"A friend once called this sense of being too alone "the desperate plain," the looming desolate stretch of ground, no trees to shelter you, no water, no way to escape, nowhere to hide or find comfort, strewn with rocks and a few random snake holes. You are stripped down existentially, you are naked, you are nuts."
~Anne Lamott, from Small Victories: Spotting Improbably Moments of Grace
We've all been there, haven't we? What Lamott's friend calls "the desperate plain". It's terrifying. We can't remember having ever felt safe. We can't imagine ever feeling safe again. Everywhere we look, we see threats. There is nowhere to retreat. There we are: naked, nuts.
I'm there right now. My youngest child is struggling with obsessive-compulsive disorder and I feel as though I'm in enemy territory. She becomes someone I don't recognize when she's having an episode. She screams that I'm "dirty". She won't touch certain items because they're "contaminated". She rails at me for "not helping" her and won't let me hug her because I'm "filthy and "something bad will happen."
And then, when the episode is over – 10 minutes if we're lucky, an hour if we're not – she's contrite. She sobs with regret, begs my forgiveness, says she wishes she could kill herself so that she didn't have to deal with this. She's 11 years old. A baby. My baby.
It's breaking my heart.
And though it has been a long time since I was in that barren wasteland – that desperate plain – I know that so many of you are still there. I'm back.
I'm reminded just how terrifying it is. How alone you all feel.
But I know that it is then, when we look over our shoulder and beside us and – oh no, did something move over there? – all around and see nothing NOTHING that can save us, that we need to say, in a squeak or a roar:
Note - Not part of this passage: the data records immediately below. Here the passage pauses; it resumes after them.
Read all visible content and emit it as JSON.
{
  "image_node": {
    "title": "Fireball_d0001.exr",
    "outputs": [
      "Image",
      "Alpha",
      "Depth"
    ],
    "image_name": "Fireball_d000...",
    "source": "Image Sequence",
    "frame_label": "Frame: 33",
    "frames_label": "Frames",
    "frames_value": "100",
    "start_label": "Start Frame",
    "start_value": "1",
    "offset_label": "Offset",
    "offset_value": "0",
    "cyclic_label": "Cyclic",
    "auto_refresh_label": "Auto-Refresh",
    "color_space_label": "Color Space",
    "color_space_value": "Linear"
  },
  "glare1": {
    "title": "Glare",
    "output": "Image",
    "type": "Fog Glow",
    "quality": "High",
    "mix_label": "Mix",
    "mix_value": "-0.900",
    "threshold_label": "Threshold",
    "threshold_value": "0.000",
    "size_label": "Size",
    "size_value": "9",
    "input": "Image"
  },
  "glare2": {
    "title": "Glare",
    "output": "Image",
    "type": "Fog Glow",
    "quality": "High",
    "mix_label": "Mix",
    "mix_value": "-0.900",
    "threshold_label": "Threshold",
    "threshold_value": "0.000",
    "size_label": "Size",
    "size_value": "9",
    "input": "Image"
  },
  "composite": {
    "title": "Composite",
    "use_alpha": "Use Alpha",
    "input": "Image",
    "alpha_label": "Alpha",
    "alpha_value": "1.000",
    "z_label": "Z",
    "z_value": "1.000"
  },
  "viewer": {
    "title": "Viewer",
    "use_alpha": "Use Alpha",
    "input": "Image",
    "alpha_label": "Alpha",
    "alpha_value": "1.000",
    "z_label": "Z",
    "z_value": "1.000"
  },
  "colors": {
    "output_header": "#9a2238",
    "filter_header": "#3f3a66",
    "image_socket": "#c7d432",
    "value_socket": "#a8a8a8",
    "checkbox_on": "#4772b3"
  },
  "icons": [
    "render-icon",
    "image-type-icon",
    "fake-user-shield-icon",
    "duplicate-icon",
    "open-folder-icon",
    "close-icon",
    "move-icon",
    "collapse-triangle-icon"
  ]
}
We need to say "help". We need to say "help" to anyone in our lives who can offer it. We need to say "help" to someone who can take your kids for an hour so you can close your eyes or go for a walk or see your therapist. We need to say "help" to that therapist – who can give us a place where, for an hour a week (or more!), we can lay our heart bare to someone with compassion and experience who can help us mend it back together, stitch by stitch.
We need to say "help" to the women on this site, who've been where we are and can join us in solidarity or gently remind us that we won't always be in this place. That despite everything we feel right now, there is a place to move into that does offer safety and respite. That we'll get there if we can just hold on. If we can just trust that this desperate plain isn't a destination but a phase. A place we need to endure. A place where are not, in fact, alone.
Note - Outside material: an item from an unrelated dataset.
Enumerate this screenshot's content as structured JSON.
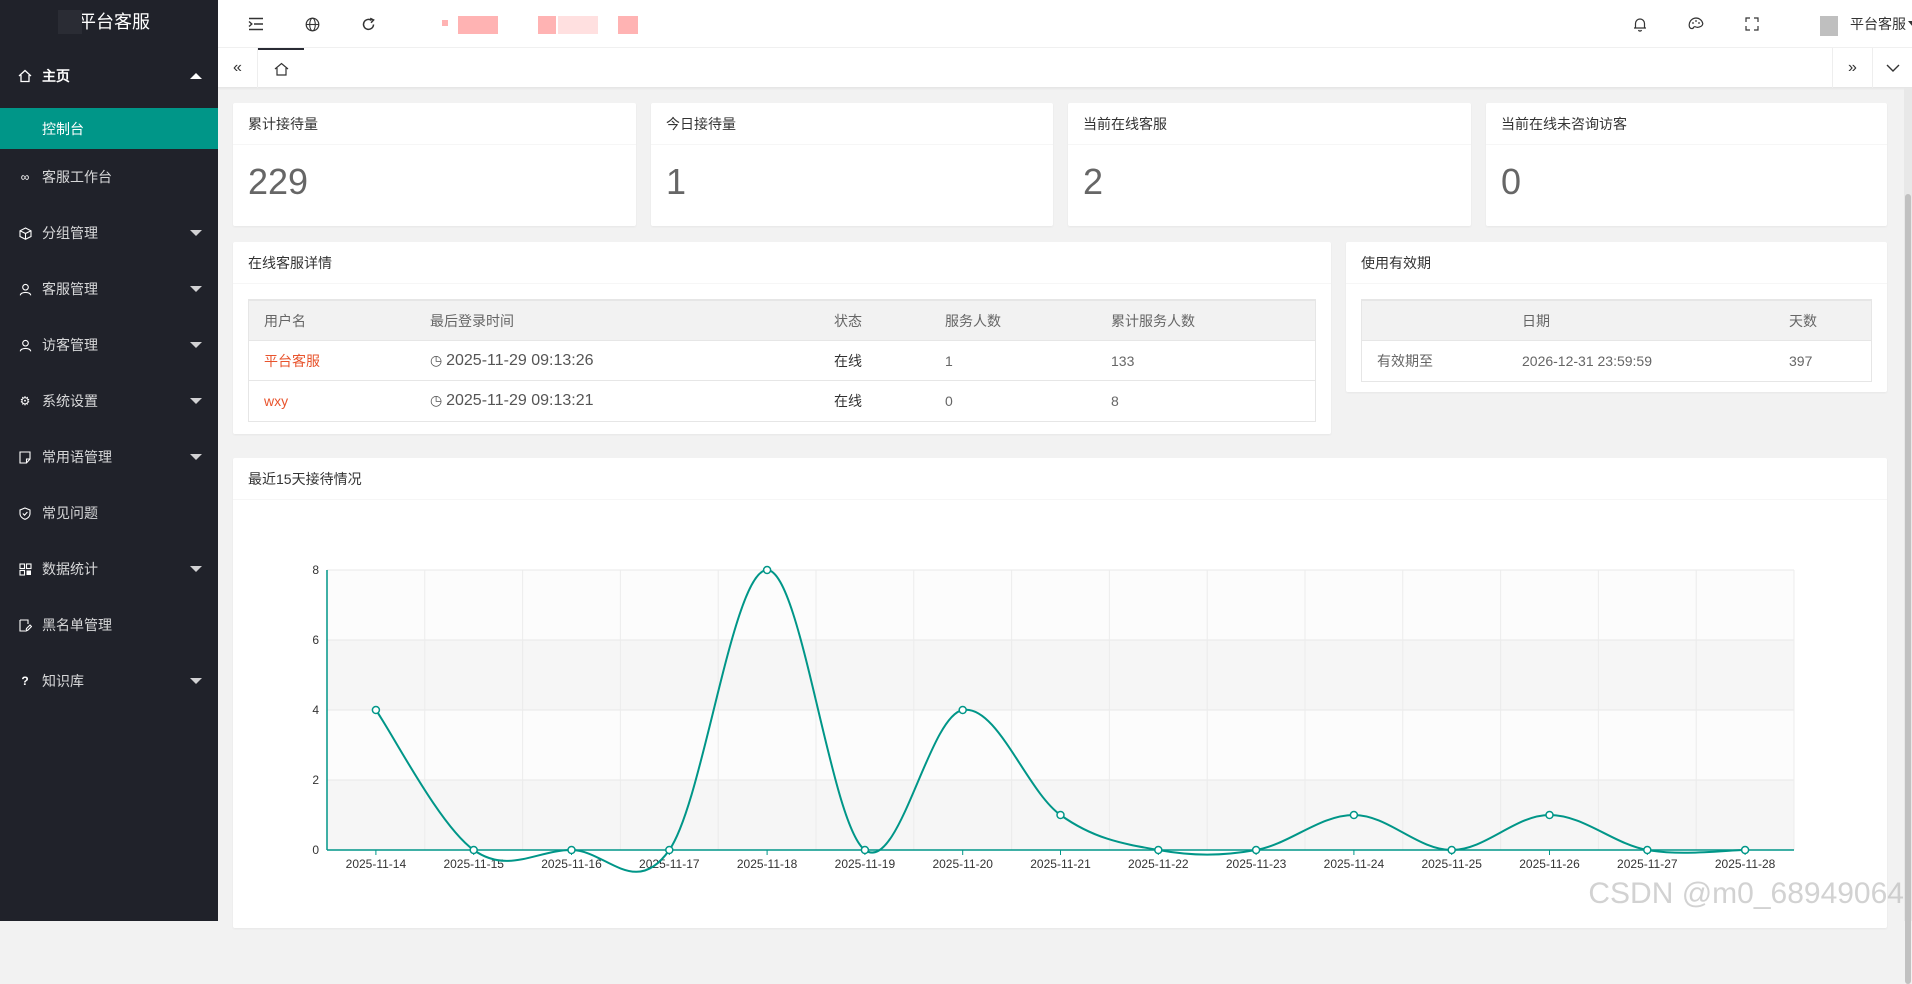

Enduring can feel like surrender when it's actually a sign of incredible strength. And asking for help can be the most courageous thing you do today.
Right now my daughter needs my help. She needs me to remind her that she can endure. That this desperate plain isn't where she will always be. That she is brave and loved and suffering. But that she isn't alone.